BEGIN DATA EXTRACT
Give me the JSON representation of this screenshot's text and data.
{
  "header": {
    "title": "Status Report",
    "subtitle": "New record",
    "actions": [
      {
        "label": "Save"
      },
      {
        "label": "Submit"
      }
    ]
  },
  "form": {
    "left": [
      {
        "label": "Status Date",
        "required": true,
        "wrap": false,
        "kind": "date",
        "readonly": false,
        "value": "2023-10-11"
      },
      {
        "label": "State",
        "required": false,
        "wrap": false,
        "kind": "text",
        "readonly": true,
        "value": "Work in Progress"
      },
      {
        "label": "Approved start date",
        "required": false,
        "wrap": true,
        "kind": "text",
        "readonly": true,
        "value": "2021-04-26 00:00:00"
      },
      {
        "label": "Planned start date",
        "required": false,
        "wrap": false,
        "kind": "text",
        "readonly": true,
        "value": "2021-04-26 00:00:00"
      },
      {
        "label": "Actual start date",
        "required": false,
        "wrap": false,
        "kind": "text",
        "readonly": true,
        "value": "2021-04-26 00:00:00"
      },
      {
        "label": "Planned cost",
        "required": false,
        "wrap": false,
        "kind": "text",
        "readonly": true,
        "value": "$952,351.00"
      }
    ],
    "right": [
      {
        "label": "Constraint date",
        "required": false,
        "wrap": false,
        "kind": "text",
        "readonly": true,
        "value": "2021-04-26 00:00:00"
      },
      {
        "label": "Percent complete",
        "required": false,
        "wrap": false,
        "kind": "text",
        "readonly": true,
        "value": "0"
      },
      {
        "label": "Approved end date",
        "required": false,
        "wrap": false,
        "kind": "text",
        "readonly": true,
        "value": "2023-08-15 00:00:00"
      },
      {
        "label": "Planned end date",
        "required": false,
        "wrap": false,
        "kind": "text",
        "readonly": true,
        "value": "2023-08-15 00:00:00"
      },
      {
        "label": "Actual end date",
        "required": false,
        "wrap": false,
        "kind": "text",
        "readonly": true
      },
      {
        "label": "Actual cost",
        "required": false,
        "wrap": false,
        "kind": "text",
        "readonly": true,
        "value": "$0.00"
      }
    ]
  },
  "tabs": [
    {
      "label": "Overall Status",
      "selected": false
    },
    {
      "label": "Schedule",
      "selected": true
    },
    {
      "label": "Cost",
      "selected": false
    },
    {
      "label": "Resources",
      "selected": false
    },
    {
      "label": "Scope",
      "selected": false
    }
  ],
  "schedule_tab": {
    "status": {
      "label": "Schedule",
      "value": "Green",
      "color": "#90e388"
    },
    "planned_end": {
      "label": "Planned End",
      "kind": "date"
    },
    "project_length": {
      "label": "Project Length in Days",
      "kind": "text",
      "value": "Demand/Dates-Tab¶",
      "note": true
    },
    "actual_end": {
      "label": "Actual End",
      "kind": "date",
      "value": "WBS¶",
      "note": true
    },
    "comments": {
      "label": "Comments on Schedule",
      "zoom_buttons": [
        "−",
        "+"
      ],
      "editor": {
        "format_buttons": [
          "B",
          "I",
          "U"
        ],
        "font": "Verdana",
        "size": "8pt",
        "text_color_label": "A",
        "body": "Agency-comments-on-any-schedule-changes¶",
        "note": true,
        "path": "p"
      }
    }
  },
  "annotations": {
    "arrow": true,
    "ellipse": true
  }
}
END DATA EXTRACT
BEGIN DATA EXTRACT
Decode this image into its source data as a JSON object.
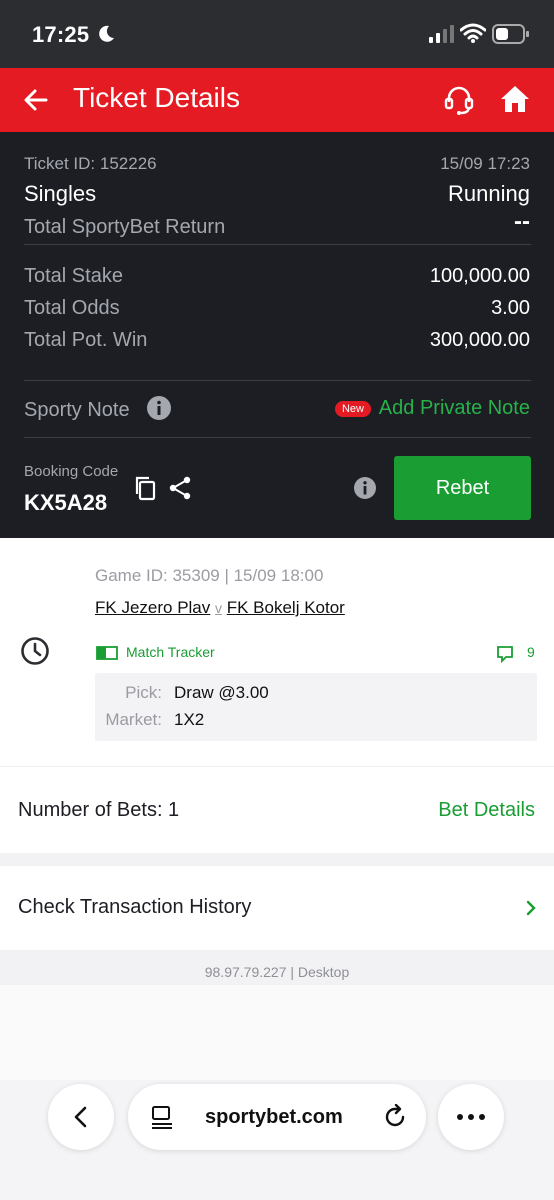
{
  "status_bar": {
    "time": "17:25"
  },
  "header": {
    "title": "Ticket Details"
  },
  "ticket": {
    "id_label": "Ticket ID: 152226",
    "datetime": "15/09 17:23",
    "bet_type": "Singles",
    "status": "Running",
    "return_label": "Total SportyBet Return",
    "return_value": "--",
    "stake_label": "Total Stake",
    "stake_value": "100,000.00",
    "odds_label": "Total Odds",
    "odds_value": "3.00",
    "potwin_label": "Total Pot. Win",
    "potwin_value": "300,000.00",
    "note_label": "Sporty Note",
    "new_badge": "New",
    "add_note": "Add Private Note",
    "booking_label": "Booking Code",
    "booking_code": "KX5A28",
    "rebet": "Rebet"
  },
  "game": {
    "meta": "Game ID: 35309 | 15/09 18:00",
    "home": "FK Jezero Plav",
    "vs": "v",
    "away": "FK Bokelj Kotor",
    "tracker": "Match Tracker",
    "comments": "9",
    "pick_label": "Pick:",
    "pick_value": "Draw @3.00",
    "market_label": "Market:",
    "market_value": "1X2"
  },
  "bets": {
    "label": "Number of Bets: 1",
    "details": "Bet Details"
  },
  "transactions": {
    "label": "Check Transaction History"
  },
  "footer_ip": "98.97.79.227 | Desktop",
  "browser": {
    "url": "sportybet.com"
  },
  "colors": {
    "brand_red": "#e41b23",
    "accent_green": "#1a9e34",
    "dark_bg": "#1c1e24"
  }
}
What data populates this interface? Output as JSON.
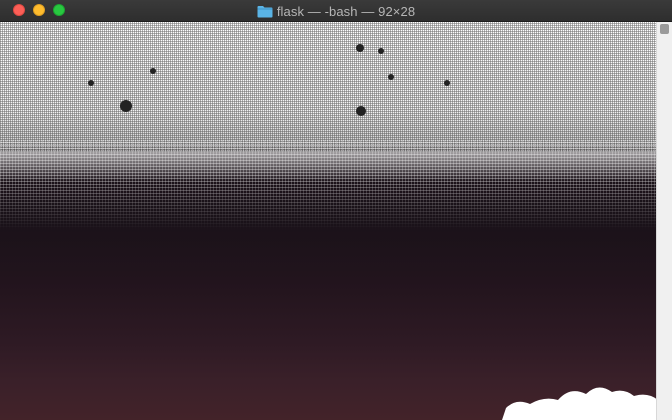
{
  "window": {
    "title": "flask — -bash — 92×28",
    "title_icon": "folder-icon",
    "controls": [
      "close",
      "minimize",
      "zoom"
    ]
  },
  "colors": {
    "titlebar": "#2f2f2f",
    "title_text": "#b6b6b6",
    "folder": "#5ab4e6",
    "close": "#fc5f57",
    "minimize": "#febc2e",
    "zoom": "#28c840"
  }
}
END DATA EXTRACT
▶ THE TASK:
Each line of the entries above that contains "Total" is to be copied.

▶ RESULT:
    "return_label": "Total SportyBet Return",
    "stake_label": "Total Stake",
    "odds_label": "Total Odds",
    "potwin_label": "Total Pot. Win",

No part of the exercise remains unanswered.